Website and app data records
--- START ---

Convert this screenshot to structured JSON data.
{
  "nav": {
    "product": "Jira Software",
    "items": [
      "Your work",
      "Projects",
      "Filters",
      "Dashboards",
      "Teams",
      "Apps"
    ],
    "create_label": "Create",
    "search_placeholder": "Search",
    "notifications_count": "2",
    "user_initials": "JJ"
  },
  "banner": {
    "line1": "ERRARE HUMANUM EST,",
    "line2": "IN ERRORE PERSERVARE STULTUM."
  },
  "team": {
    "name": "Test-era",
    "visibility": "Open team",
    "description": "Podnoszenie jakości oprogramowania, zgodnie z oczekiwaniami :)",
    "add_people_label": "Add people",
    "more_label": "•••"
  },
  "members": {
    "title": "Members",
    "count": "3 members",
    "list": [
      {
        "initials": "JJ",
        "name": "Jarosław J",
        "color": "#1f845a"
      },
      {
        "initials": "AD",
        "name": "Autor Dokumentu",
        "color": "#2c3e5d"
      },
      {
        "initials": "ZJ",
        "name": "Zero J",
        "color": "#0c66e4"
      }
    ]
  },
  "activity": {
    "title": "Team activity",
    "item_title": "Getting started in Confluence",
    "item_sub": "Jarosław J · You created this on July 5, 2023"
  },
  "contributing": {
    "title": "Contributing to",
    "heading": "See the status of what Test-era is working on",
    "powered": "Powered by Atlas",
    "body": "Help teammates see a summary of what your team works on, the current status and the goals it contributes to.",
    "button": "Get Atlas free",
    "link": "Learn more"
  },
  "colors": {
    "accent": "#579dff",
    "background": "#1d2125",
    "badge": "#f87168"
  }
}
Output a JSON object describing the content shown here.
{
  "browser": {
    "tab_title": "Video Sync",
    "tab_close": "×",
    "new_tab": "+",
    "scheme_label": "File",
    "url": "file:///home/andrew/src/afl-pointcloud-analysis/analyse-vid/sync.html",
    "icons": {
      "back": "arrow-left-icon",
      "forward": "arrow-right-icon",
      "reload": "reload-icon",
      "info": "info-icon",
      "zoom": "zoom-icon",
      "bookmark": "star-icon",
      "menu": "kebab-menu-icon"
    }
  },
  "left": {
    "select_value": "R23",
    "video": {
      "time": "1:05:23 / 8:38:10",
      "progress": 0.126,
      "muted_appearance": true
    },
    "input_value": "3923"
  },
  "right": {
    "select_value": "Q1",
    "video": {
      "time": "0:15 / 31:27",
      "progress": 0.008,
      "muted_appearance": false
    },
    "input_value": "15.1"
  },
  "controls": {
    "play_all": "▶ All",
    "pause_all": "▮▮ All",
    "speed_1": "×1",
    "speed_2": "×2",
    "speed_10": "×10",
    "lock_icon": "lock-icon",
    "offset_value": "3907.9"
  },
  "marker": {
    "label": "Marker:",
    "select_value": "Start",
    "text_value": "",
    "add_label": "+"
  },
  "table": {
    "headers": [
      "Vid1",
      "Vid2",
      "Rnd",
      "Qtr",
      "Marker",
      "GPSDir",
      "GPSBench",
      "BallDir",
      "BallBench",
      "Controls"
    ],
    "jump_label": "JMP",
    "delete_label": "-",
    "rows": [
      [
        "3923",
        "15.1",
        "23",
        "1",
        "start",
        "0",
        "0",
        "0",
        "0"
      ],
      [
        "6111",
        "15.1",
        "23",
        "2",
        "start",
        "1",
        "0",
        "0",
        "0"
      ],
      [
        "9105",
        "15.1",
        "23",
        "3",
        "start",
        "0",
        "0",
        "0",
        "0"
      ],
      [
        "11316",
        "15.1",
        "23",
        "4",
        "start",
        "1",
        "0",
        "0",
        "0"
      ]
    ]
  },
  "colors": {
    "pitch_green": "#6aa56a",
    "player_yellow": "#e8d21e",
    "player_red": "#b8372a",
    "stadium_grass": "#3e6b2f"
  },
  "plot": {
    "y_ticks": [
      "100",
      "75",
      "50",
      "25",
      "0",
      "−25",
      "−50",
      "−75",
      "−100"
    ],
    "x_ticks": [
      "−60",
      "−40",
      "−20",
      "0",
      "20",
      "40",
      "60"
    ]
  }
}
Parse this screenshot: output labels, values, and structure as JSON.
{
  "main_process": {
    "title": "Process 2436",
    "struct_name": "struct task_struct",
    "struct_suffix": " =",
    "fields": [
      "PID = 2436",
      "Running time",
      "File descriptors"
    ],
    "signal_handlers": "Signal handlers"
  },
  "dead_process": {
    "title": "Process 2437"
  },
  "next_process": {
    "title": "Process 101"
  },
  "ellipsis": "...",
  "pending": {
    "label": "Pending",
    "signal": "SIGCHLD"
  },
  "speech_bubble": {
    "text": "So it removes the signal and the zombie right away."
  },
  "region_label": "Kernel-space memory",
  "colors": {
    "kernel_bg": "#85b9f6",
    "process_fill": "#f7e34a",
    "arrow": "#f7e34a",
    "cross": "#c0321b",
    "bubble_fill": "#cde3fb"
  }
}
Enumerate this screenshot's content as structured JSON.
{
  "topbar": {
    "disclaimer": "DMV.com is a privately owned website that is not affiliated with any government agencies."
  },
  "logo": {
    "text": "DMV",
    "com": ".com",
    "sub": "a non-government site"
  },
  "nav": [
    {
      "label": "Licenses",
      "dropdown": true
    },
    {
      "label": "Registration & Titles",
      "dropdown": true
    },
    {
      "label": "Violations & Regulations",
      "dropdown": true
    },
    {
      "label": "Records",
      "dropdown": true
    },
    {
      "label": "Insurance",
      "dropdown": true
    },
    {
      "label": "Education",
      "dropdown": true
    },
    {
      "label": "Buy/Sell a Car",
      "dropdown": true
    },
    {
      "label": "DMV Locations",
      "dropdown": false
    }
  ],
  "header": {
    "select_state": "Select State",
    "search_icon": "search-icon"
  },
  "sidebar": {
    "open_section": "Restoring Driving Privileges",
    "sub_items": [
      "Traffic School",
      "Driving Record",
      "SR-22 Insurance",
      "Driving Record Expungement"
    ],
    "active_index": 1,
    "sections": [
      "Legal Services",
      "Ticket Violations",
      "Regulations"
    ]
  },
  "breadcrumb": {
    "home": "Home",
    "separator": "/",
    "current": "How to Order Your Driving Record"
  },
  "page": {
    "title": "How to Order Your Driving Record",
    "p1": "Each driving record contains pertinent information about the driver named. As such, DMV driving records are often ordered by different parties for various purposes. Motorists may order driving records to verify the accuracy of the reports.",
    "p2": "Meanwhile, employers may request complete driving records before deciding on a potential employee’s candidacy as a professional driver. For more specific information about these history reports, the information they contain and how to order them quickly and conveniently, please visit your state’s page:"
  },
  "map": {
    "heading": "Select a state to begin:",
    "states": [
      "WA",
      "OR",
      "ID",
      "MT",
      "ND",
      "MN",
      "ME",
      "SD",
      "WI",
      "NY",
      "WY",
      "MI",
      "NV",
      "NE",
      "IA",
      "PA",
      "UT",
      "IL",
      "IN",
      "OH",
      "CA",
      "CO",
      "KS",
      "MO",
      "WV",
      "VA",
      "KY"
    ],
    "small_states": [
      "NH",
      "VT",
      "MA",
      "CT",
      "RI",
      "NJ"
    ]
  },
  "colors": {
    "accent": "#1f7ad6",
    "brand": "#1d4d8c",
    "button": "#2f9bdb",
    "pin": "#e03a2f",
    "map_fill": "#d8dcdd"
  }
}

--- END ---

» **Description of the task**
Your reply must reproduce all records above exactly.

» **Output of the exercise**
Convert this screenshot to structured JSON data.
{
  "nav": {
    "product": "Jira Software",
    "items": [
      "Your work",
      "Projects",
      "Filters",
      "Dashboards",
      "Teams",
      "Apps"
    ],
    "create_label": "Create",
    "search_placeholder": "Search",
    "notifications_count": "2",
    "user_initials": "JJ"
  },
  "banner": {
    "line1": "ERRARE HUMANUM EST,",
    "line2": "IN ERRORE PERSERVARE STULTUM."
  },
  "team": {
    "name": "Test-era",
    "visibility": "Open team",
    "description": "Podnoszenie jakości oprogramowania, zgodnie z oczekiwaniami :)",
    "add_people_label": "Add people",
    "more_label": "•••"
  },
  "members": {
    "title": "Members",
    "count": "3 members",
    "list": [
      {
        "initials": "JJ",
        "name": "Jarosław J",
        "color": "#1f845a"
      },
      {
        "initials": "AD",
        "name": "Autor Dokumentu",
        "color": "#2c3e5d"
      },
      {
        "initials": "ZJ",
        "name": "Zero J",
        "color": "#0c66e4"
      }
    ]
  },
  "activity": {
    "title": "Team activity",
    "item_title": "Getting started in Confluence",
    "item_sub": "Jarosław J · You created this on July 5, 2023"
  },
  "contributing": {
    "title": "Contributing to",
    "heading": "See the status of what Test-era is working on",
    "powered": "Powered by Atlas",
    "body": "Help teammates see a summary of what your team works on, the current status and the goals it contributes to.",
    "button": "Get Atlas free",
    "link": "Learn more"
  },
  "colors": {
    "accent": "#579dff",
    "background": "#1d2125",
    "badge": "#f87168"
  }
}
Output a JSON object describing the content shown here.
{
  "browser": {
    "tab_title": "Video Sync",
    "tab_close": "×",
    "new_tab": "+",
    "scheme_label": "File",
    "url": "file:///home/andrew/src/afl-pointcloud-analysis/analyse-vid/sync.html",
    "icons": {
      "back": "arrow-left-icon",
      "forward": "arrow-right-icon",
      "reload": "reload-icon",
      "info": "info-icon",
      "zoom": "zoom-icon",
      "bookmark": "star-icon",
      "menu": "kebab-menu-icon"
    }
  },
  "left": {
    "select_value": "R23",
    "video": {
      "time": "1:05:23 / 8:38:10",
      "progress": 0.126,
      "muted_appearance": true
    },
    "input_value": "3923"
  },
  "right": {
    "select_value": "Q1",
    "video": {
      "time": "0:15 / 31:27",
      "progress": 0.008,
      "muted_appearance": false
    },
    "input_value": "15.1"
  },
  "controls": {
    "play_all": "▶ All",
    "pause_all": "▮▮ All",
    "speed_1": "×1",
    "speed_2": "×2",
    "speed_10": "×10",
    "lock_icon": "lock-icon",
    "offset_value": "3907.9"
  },
  "marker": {
    "label": "Marker:",
    "select_value": "Start",
    "text_value": "",
    "add_label": "+"
  },
  "table": {
    "headers": [
      "Vid1",
      "Vid2",
      "Rnd",
      "Qtr",
      "Marker",
      "GPSDir",
      "GPSBench",
      "BallDir",
      "BallBench",
      "Controls"
    ],
    "jump_label": "JMP",
    "delete_label": "-",
    "rows": [
      [
        "3923",
        "15.1",
        "23",
        "1",
        "start",
        "0",
        "0",
        "0",
        "0"
      ],
      [
        "6111",
        "15.1",
        "23",
        "2",
        "start",
        "1",
        "0",
        "0",
        "0"
      ],
      [
        "9105",
        "15.1",
        "23",
        "3",
        "start",
        "0",
        "0",
        "0",
        "0"
      ],
      [
        "11316",
        "15.1",
        "23",
        "4",
        "start",
        "1",
        "0",
        "0",
        "0"
      ]
    ]
  },
  "colors": {
    "pitch_green": "#6aa56a",
    "player_yellow": "#e8d21e",
    "player_red": "#b8372a",
    "stadium_grass": "#3e6b2f"
  },
  "plot": {
    "y_ticks": [
      "100",
      "75",
      "50",
      "25",
      "0",
      "−25",
      "−50",
      "−75",
      "−100"
    ],
    "x_ticks": [
      "−60",
      "−40",
      "−20",
      "0",
      "20",
      "40",
      "60"
    ]
  }
}
Parse this screenshot: output labels, values, and structure as JSON.
{
  "main_process": {
    "title": "Process 2436",
    "struct_name": "struct task_struct",
    "struct_suffix": " =",
    "fields": [
      "PID = 2436",
      "Running time",
      "File descriptors"
    ],
    "signal_handlers": "Signal handlers"
  },
  "dead_process": {
    "title": "Process 2437"
  },
  "next_process": {
    "title": "Process 101"
  },
  "ellipsis": "...",
  "pending": {
    "label": "Pending",
    "signal": "SIGCHLD"
  },
  "speech_bubble": {
    "text": "So it removes the signal and the zombie right away."
  },
  "region_label": "Kernel-space memory",
  "colors": {
    "kernel_bg": "#85b9f6",
    "process_fill": "#f7e34a",
    "arrow": "#f7e34a",
    "cross": "#c0321b",
    "bubble_fill": "#cde3fb"
  }
}
Enumerate this screenshot's content as structured JSON.
{
  "topbar": {
    "disclaimer": "DMV.com is a privately owned website that is not affiliated with any government agencies."
  },
  "logo": {
    "text": "DMV",
    "com": ".com",
    "sub": "a non-government site"
  },
  "nav": [
    {
      "label": "Licenses",
      "dropdown": true
    },
    {
      "label": "Registration & Titles",
      "dropdown": true
    },
    {
      "label": "Violations & Regulations",
      "dropdown": true
    },
    {
      "label": "Records",
      "dropdown": true
    },
    {
      "label": "Insurance",
      "dropdown": true
    },
    {
      "label": "Education",
      "dropdown": true
    },
    {
      "label": "Buy/Sell a Car",
      "dropdown": true
    },
    {
      "label": "DMV Locations",
      "dropdown": false
    }
  ],
  "header": {
    "select_state": "Select State",
    "search_icon": "search-icon"
  },
  "sidebar": {
    "open_section": "Restoring Driving Privileges",
    "sub_items": [
      "Traffic School",
      "Driving Record",
      "SR-22 Insurance",
      "Driving Record Expungement"
    ],
    "active_index": 1,
    "sections": [
      "Legal Services",
      "Ticket Violations",
      "Regulations"
    ]
  },
  "breadcrumb": {
    "home": "Home",
    "separator": "/",
    "current": "How to Order Your Driving Record"
  },
  "page": {
    "title": "How to Order Your Driving Record",
    "p1": "Each driving record contains pertinent information about the driver named. As such, DMV driving records are often ordered by different parties for various purposes. Motorists may order driving records to verify the accuracy of the reports.",
    "p2": "Meanwhile, employers may request complete driving records before deciding on a potential employee’s candidacy as a professional driver. For more specific information about these history reports, the information they contain and how to order them quickly and conveniently, please visit your state’s page:"
  },
  "map": {
    "heading": "Select a state to begin:",
    "states": [
      "WA",
      "OR",
      "ID",
      "MT",
      "ND",
      "MN",
      "ME",
      "SD",
      "WI",
      "NY",
      "WY",
      "MI",
      "NV",
      "NE",
      "IA",
      "PA",
      "UT",
      "IL",
      "IN",
      "OH",
      "CA",
      "CO",
      "KS",
      "MO",
      "WV",
      "VA",
      "KY"
    ],
    "small_states": [
      "NH",
      "VT",
      "MA",
      "CT",
      "RI",
      "NJ"
    ]
  },
  "colors": {
    "accent": "#1f7ad6",
    "brand": "#1d4d8c",
    "button": "#2f9bdb",
    "pin": "#e03a2f",
    "map_fill": "#d8dcdd"
  }
}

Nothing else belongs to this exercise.